● WHAT NEEDS TO BE DONE:
Pull each line containing "foreign" out of the data and copy it.

*** DATA FOR ANALYSIS Section Begins ***

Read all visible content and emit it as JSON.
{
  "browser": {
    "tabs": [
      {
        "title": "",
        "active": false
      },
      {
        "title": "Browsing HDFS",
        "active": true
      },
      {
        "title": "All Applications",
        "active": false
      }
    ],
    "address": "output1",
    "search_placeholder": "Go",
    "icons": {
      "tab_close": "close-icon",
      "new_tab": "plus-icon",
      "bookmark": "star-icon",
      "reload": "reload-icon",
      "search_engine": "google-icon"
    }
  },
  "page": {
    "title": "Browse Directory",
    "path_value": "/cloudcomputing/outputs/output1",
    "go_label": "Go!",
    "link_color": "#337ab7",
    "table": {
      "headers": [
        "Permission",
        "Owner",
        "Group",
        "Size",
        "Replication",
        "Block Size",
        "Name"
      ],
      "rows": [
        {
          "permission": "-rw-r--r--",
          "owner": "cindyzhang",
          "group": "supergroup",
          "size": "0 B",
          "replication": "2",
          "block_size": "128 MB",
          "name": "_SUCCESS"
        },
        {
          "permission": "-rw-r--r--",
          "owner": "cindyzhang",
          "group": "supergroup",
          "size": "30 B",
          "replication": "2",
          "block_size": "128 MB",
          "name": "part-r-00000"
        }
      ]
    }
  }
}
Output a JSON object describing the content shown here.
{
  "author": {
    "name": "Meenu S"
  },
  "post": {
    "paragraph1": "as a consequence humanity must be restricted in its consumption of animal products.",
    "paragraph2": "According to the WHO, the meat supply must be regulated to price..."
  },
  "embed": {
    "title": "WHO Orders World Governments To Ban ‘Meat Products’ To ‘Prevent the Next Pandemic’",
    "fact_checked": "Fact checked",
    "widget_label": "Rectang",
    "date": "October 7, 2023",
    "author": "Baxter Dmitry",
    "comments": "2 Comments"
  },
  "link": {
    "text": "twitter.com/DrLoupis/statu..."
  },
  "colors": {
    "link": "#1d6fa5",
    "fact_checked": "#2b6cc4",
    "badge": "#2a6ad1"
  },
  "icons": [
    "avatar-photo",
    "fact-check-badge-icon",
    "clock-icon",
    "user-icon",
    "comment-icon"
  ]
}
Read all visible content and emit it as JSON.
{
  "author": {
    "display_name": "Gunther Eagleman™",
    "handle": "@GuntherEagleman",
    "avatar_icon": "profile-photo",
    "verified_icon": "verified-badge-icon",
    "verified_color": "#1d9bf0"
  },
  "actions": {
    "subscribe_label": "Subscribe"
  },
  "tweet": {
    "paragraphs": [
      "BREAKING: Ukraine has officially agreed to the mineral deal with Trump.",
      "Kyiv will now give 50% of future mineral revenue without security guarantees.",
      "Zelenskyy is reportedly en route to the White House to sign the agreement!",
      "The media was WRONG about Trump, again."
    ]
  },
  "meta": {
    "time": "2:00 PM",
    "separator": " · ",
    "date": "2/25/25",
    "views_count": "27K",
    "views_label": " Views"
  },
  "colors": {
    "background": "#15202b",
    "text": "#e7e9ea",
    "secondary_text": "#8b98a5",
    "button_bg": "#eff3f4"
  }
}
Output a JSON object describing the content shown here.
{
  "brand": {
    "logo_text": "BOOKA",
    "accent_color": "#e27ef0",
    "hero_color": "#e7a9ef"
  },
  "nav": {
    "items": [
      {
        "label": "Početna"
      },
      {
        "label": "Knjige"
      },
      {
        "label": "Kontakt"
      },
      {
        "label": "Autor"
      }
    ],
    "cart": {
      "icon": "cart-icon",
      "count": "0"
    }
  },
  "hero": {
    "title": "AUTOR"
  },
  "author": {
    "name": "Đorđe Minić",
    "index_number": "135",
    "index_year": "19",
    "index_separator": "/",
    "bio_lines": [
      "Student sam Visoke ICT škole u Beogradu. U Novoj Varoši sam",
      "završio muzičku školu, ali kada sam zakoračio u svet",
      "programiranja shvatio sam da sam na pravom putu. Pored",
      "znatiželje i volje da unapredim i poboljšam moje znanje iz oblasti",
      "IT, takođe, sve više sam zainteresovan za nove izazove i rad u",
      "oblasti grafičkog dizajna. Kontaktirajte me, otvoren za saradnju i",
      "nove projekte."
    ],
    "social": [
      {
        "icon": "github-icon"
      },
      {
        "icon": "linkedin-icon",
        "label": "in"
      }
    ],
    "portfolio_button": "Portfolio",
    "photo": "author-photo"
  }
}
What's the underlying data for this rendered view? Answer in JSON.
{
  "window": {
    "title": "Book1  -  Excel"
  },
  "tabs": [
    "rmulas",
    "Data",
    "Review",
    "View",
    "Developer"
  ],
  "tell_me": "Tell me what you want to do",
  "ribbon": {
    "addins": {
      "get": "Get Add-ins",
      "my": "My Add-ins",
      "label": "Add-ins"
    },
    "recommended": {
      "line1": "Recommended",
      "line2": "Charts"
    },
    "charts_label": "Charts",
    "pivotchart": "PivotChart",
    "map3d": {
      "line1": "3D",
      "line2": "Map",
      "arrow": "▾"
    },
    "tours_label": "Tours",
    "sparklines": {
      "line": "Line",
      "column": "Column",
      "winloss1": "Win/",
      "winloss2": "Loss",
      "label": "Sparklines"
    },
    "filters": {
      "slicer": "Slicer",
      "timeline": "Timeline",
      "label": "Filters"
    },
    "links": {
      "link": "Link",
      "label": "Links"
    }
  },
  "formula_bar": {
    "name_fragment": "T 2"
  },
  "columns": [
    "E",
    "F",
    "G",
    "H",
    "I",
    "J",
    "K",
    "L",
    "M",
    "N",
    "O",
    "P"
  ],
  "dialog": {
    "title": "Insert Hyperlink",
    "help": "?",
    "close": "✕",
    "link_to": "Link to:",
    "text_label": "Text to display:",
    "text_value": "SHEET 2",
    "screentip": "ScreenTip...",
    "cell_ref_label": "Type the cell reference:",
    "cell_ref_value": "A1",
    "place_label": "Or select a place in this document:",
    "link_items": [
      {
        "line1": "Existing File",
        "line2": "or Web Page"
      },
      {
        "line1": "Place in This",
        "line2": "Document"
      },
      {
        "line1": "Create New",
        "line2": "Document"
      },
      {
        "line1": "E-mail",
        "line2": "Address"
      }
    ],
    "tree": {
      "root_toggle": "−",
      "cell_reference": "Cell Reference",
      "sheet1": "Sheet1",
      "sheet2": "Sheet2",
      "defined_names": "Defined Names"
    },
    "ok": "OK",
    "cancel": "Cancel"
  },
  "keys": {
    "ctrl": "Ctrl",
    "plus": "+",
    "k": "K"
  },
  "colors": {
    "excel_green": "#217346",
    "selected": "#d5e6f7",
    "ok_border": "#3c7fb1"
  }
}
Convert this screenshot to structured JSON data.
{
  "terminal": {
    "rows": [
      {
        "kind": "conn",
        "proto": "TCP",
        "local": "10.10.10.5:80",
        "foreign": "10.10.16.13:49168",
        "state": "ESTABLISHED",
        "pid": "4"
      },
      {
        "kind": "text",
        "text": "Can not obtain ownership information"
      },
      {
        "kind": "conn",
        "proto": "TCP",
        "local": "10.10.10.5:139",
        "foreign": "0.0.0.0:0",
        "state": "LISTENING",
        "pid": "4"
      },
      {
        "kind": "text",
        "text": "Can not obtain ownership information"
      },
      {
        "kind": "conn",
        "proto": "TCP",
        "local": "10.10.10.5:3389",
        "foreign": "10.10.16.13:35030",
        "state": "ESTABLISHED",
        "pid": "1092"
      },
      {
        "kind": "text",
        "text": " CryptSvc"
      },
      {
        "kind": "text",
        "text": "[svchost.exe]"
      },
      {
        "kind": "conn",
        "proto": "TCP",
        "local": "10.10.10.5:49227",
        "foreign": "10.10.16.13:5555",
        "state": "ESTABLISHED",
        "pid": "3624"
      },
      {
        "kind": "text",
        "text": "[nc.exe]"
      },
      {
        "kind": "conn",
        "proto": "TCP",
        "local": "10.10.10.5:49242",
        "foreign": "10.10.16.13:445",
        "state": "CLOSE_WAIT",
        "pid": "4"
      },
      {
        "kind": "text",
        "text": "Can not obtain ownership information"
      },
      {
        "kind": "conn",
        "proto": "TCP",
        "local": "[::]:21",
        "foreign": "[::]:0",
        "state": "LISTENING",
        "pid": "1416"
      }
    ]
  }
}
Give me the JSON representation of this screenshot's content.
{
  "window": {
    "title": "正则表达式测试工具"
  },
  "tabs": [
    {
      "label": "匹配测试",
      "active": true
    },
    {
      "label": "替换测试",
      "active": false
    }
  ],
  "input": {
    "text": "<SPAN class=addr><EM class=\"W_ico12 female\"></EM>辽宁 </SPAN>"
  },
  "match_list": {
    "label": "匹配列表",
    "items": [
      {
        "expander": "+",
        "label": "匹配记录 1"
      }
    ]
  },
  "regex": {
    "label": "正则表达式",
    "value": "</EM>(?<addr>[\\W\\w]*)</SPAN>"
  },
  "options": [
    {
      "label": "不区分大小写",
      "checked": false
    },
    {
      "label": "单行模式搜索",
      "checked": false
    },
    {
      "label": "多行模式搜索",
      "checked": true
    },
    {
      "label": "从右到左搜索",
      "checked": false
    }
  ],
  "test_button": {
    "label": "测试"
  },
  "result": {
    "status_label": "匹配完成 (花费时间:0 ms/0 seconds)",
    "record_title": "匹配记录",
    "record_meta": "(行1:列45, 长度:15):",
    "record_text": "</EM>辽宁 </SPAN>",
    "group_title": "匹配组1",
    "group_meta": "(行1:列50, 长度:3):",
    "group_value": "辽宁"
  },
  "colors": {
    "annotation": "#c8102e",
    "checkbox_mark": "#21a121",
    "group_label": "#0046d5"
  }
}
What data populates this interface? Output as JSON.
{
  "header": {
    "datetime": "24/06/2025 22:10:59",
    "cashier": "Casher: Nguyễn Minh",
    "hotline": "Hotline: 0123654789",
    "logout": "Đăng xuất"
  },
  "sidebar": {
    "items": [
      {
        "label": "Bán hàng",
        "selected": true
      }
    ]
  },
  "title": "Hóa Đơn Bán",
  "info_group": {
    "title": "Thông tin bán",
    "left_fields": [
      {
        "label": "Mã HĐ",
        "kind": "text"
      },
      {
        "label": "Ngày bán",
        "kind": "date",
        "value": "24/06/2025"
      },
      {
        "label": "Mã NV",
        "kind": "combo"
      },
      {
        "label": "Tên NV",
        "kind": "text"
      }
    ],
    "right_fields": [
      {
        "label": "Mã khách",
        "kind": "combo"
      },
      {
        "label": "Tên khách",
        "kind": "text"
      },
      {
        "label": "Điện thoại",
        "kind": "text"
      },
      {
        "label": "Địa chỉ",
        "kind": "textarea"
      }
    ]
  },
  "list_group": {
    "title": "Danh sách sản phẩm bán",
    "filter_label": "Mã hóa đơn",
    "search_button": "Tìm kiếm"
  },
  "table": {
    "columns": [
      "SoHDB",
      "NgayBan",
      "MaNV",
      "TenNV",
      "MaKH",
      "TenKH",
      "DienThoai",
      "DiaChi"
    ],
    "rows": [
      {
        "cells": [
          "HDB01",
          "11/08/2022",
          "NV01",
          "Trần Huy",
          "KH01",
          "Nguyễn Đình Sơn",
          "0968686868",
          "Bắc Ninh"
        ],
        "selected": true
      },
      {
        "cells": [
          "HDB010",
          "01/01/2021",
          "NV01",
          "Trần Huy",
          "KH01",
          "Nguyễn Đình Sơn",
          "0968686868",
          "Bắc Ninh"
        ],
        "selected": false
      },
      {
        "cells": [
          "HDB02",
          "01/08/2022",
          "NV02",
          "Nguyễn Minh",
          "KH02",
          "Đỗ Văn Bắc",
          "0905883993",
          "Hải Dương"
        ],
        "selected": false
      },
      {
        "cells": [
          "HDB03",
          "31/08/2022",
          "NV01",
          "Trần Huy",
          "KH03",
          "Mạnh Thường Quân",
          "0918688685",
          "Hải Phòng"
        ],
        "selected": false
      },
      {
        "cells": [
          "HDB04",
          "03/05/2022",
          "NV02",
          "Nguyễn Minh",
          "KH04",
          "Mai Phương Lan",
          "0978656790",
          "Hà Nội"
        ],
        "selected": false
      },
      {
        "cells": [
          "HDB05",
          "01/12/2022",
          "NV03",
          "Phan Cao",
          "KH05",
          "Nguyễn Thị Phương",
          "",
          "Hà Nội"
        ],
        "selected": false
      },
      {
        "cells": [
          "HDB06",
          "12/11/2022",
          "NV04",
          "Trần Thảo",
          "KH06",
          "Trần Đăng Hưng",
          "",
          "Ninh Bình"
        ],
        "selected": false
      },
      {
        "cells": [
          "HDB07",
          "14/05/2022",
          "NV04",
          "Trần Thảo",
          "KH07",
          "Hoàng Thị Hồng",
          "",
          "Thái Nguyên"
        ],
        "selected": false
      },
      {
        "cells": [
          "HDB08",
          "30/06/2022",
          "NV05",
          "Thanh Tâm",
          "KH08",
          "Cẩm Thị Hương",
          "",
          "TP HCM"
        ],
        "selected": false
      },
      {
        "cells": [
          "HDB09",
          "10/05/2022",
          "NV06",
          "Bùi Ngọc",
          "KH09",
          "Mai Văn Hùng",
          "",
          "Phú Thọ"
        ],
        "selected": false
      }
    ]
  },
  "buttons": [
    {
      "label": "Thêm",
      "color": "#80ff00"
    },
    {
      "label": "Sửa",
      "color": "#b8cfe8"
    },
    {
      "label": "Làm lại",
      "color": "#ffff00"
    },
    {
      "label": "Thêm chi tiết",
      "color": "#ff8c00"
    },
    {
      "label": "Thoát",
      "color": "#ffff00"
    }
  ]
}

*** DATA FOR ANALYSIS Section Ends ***

● ANSWER FOR THE TASK:
        "foreign": "10.10.16.13:49168",
        "foreign": "0.0.0.0:0",
        "foreign": "10.10.16.13:35030",
        "foreign": "10.10.16.13:5555",
        "foreign": "10.10.16.13:445",
        "foreign": "[::]:0",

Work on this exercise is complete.